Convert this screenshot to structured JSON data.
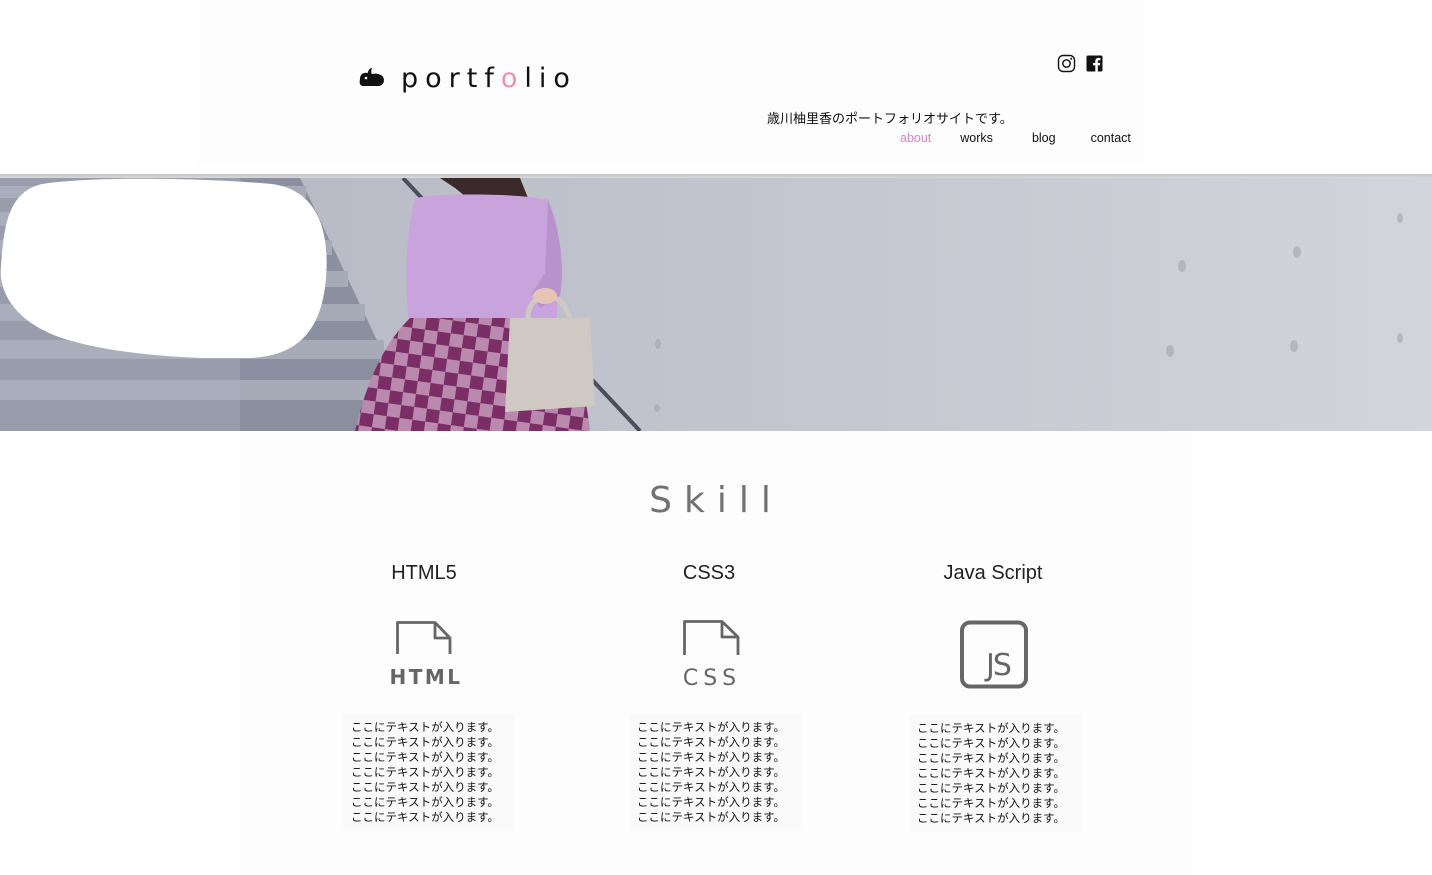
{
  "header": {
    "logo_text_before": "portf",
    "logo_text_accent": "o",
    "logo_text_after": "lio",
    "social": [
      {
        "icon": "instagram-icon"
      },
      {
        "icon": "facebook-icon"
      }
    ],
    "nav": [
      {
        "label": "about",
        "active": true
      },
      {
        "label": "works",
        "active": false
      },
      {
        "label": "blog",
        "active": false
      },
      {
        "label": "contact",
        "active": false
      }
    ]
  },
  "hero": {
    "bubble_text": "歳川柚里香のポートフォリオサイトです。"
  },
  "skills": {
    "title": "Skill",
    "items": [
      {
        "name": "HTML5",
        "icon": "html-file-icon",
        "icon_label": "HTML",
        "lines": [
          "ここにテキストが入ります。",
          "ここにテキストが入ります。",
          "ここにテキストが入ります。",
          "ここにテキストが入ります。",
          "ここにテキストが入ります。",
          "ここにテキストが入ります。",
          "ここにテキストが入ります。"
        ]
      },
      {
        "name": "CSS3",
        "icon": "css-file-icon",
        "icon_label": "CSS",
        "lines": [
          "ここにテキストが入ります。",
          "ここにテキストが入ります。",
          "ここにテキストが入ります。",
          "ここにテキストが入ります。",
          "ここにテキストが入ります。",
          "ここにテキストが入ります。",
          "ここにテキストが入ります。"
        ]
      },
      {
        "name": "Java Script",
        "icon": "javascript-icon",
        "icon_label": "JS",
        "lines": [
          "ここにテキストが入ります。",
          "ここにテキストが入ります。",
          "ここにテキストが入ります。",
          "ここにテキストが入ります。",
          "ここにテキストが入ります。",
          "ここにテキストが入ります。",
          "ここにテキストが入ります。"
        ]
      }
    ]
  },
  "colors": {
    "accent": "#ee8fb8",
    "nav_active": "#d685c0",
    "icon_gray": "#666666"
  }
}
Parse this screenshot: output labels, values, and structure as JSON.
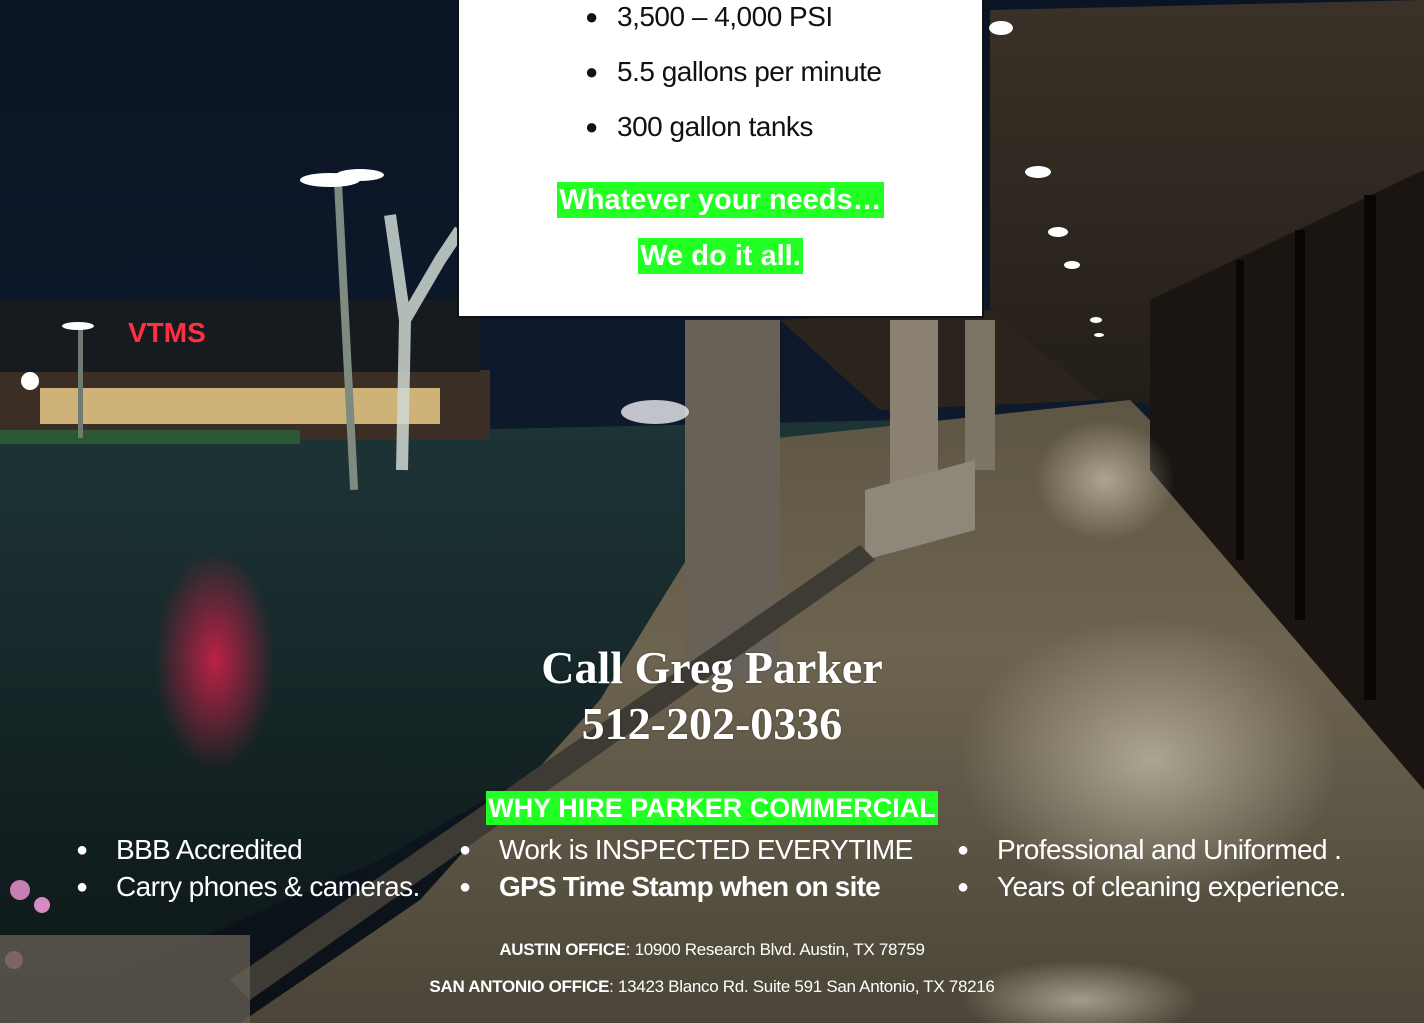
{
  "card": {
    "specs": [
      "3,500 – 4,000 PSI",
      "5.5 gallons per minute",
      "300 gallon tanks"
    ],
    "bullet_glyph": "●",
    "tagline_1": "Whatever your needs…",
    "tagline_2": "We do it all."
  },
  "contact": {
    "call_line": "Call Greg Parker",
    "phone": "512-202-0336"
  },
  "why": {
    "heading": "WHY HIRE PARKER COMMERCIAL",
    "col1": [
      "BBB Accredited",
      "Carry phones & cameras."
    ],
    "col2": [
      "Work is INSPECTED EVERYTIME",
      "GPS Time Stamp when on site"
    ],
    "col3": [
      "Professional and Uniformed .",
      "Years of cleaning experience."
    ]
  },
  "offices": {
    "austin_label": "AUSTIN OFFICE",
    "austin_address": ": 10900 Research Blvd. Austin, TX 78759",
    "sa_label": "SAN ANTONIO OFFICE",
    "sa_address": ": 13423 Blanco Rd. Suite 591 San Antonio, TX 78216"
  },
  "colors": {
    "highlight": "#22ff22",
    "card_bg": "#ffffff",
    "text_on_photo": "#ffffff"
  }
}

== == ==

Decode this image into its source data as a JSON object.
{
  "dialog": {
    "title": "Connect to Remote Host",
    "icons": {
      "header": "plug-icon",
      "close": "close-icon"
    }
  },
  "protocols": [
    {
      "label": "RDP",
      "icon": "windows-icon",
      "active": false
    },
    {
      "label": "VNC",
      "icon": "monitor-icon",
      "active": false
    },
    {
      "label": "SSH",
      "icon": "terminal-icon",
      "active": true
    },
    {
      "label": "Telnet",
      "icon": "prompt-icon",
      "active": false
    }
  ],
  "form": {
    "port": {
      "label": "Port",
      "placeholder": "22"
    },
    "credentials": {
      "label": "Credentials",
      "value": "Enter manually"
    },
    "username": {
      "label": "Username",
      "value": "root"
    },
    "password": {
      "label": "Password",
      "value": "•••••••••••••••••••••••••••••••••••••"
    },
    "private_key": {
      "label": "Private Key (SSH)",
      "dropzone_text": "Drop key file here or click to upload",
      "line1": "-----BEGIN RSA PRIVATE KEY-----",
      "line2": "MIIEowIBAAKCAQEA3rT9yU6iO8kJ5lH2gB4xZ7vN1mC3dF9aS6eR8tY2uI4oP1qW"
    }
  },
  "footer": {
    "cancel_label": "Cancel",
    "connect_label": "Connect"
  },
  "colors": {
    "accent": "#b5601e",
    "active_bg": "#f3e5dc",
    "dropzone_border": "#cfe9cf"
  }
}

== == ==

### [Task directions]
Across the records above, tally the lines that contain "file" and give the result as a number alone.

### [Answer for this exercise]
3